DE Devin Taylor, Round 6-7
TE Justice Cunningham, Round 7 or free agent
C T.J. Johnson, Round 7 or free agent
RB Andre Ellington, Round 3
DE Malliciah Goodman, Round 5
FS Rashard Hall, Round 7 or free agent
C Dalton Freeman, Round 7 or free agent
WR Jaron Brown, Round 7 or free agent
(Projections from NFLDraftScout.com.)
Here are some more things that Houston Texans offensive coordinator Rick Dennison had to say Thursday about Clemson wide receiver DeAndre Hopkins, in a teleconference with Houston reporters …
“He’s a very physical receiver. He’s very strong, has very good ball skills. He catches the ball naturally. He has good run after catch, just a complete player for us.
“We had (receivers coach) Larry (Kirksey) check it out (the alleged hotel room trashing incident), and of course, the security people. We feel real comfortable about the kid and his background and everything that he’s done at Clemson. It has all been very, very positive.

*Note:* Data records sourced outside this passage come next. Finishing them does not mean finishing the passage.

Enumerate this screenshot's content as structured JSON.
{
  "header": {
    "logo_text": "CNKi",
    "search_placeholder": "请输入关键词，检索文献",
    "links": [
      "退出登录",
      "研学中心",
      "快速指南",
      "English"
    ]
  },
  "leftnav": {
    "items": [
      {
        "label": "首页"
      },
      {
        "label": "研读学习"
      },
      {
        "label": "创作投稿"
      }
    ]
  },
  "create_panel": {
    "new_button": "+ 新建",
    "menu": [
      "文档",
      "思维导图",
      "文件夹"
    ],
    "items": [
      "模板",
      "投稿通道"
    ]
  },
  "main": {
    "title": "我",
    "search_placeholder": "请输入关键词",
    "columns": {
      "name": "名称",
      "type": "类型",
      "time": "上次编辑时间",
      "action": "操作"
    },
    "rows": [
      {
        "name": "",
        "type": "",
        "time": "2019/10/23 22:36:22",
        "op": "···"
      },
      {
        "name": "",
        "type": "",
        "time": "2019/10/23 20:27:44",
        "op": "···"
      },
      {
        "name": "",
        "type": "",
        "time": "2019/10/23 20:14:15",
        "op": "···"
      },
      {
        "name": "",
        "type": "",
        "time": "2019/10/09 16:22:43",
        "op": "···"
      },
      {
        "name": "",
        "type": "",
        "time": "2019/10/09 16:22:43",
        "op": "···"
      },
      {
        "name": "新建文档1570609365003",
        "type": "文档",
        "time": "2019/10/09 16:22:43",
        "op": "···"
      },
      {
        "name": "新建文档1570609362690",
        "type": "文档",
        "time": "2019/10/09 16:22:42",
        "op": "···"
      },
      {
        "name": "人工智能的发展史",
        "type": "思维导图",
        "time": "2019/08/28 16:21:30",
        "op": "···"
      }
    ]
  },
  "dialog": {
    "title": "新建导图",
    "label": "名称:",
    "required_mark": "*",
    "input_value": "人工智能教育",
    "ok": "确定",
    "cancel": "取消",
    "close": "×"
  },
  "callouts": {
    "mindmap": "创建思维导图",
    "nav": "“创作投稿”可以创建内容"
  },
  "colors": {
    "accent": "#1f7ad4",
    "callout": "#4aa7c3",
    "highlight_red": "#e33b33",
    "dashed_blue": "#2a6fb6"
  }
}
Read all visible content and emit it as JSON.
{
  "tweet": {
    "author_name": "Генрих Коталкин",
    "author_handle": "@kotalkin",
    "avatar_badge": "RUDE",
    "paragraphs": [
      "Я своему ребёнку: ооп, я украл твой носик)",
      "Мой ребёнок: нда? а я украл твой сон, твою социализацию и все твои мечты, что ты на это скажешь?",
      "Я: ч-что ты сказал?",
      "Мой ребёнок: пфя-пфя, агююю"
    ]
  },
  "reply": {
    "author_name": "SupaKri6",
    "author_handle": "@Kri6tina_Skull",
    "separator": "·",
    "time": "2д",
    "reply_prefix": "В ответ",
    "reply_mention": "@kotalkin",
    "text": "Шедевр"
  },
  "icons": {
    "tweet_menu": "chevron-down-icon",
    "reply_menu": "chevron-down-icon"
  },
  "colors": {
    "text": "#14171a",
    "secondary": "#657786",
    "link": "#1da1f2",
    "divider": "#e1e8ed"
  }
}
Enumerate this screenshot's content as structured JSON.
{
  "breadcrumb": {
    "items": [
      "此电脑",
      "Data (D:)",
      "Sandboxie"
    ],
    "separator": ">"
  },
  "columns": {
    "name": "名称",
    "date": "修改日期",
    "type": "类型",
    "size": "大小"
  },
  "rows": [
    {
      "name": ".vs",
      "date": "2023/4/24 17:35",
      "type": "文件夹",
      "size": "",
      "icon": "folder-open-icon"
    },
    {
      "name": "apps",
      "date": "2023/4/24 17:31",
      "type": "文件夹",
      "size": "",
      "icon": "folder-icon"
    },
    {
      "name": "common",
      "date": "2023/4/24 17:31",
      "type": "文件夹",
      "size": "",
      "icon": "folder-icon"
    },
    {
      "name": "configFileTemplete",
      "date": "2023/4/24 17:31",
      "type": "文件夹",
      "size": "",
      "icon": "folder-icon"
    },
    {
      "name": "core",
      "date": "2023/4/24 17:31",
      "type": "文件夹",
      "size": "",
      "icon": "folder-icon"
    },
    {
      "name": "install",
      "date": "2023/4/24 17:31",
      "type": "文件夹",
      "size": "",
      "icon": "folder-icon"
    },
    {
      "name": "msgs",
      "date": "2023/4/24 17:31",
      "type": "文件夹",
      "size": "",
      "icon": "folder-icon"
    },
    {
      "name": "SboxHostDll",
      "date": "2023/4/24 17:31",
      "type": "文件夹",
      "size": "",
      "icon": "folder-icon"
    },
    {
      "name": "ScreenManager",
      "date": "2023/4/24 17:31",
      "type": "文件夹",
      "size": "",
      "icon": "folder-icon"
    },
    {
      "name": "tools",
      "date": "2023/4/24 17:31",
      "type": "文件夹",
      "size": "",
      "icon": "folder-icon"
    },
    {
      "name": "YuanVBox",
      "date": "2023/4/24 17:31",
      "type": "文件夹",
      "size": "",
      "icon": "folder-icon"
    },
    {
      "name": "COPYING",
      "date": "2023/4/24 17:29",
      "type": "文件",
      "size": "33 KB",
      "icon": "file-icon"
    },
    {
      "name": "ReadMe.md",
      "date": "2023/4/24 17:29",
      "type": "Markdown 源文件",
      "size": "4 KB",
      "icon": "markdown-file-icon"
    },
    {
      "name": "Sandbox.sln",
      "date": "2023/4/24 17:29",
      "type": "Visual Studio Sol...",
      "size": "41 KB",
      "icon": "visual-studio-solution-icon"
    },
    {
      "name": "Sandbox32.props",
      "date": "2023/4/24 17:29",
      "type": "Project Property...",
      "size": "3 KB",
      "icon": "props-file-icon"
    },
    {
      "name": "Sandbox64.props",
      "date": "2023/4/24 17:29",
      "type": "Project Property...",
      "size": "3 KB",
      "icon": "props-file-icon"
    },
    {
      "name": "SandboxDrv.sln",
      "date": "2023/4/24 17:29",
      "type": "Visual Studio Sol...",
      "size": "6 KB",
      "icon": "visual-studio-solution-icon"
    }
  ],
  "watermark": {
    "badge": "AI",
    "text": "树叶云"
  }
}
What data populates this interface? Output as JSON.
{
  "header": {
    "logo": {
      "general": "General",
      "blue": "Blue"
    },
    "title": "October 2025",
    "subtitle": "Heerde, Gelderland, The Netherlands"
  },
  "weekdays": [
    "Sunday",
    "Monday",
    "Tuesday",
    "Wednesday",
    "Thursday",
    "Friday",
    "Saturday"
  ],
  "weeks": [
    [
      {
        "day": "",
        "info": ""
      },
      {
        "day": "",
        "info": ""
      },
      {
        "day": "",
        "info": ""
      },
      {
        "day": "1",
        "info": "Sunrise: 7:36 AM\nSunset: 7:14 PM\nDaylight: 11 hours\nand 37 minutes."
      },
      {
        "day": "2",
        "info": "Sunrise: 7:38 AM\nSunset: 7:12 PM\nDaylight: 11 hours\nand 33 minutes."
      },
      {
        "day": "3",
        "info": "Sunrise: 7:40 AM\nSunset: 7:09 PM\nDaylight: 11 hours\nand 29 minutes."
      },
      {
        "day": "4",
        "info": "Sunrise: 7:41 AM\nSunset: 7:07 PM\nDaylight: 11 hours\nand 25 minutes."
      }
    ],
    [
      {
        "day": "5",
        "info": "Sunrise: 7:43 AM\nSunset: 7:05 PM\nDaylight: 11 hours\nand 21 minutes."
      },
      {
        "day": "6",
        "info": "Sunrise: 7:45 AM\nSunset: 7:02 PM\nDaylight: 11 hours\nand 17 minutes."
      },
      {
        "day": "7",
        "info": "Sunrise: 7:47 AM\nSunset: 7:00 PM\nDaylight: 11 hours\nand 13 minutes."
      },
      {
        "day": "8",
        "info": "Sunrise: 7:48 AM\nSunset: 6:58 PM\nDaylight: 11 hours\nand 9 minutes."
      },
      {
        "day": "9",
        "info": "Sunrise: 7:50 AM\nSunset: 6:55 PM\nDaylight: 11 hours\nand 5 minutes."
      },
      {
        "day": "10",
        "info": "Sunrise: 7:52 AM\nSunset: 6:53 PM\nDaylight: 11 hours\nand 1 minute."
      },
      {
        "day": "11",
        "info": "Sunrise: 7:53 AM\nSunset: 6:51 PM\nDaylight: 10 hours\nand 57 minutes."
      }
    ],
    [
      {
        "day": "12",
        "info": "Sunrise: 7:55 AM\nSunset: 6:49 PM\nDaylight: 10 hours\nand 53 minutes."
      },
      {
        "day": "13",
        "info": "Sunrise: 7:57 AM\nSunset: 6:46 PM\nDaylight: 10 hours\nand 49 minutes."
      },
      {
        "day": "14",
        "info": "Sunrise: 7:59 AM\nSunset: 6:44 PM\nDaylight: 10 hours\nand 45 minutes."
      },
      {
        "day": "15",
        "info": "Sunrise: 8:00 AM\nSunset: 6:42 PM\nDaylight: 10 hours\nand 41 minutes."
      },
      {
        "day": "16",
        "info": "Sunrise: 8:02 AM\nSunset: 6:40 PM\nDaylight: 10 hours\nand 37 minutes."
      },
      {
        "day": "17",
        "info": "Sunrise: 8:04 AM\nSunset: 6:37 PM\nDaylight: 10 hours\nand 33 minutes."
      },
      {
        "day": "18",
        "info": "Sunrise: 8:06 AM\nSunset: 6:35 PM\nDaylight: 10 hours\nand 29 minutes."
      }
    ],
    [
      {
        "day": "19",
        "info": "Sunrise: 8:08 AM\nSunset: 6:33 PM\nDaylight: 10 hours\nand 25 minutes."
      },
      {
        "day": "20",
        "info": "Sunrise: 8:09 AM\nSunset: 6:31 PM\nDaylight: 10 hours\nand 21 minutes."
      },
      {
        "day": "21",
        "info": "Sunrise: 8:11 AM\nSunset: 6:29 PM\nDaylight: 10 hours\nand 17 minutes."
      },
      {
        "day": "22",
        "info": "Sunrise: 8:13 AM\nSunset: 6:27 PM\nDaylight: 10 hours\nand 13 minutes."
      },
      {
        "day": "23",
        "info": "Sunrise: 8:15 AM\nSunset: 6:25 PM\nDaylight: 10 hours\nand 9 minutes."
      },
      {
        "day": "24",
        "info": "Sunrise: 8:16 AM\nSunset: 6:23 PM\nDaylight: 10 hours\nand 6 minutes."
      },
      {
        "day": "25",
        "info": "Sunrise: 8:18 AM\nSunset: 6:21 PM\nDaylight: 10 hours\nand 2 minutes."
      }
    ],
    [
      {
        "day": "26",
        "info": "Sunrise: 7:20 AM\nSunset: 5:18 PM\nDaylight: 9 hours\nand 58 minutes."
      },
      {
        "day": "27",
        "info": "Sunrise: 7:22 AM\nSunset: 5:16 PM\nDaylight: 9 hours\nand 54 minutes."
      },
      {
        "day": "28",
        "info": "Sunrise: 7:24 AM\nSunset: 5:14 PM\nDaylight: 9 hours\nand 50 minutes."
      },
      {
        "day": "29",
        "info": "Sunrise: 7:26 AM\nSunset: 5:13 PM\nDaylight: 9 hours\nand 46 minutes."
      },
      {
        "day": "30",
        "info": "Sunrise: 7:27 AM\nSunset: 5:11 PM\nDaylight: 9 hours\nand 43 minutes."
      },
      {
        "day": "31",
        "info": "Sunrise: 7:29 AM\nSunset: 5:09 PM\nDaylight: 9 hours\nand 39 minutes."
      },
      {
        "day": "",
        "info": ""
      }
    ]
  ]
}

“Especially last year, his route content was very large. He was productive, but he got better every year. Obviously last year was his best year. The thing, to us, that stuck out in our minds watching him, and the more you watched him, was he is very competitive. He’ll catch the ball in a crowd. It doesn’t matter to him. He can go up and get the ball. He competes and wears the DBs out. He’s physical and that’s what translates and that’s what we believe that we carry week-to-week; that’s what we ask our guys to do, to compete. He really fits that mold for us.
“He fits in with the group and we know he’ll compete. He’ll go out there with the rest of our guys and compete and get his chance to take his snaps and get his balls. He beat man coverage just by being physical. He has great length and great ball skills. He plays fast, has explosion in his routes. I think he’ll do a great job for us
“It didn’t look like anything was too big for him. When you look at his bowl game performance (last year), when the stage got bigger, he just kept playing bigger and bigger.
“I had a guy that was texting me Roddy White from Atlanta (as a comparison), thought he played a lot like him. To me, he goes out there and ‘I want the ball’ and he’s going to catch the ball when it gets in his zip code. That’s the thing that I like about him.
“He’s fast enough to win. If it’s a contested ball, we feel like he’s going to come down with it. His length is great, long arms. He can be covered and still catch the ball.
“He’s a big man. Obviously you guys know that he played basketball early on at Clemson which is a pretty good feat also. He’s gained some weight and so now he’s at 214. When DBs went up to press him, whether it be run or pass, they had a problem. That’s what I saw. They were getting thrown around and he did a really nice job. You can see his strength on film.”
And here are the highlights of Hopkins’ teleconference with Houston scribes …
“It’s going to be an honor (playing with Andre Johnson). It’s going to be great learning from a veteran.”
When asked if he felt like he had a chance to start, he said, “Yeah, without a doubt I feel like I do.”
Being physical, he said, is “natural to me, I feel like. I played defense in high school. When the ball is in the air I feel like it’s mine. No matter who it is or the situation, I feel like I have to come down with the ball or at least knock it away. I’m always trying to get a hand on the ball, and I have a pretty good vertical. I’m able to get the ball at the high point.
“I don’t really feel like I compare to anybody. I feel like I’m a unique player. I feel like I’m my own. I feel like I have some different things to bring.
“I feel like we (Hopkins and Johnson) have the same mentality. When the ball is in the air, it’s ours. He plays with a great mentality, a competitive side that everybody should play with. He’s a guy that I’ve looked up to since he’s been in the NFL.”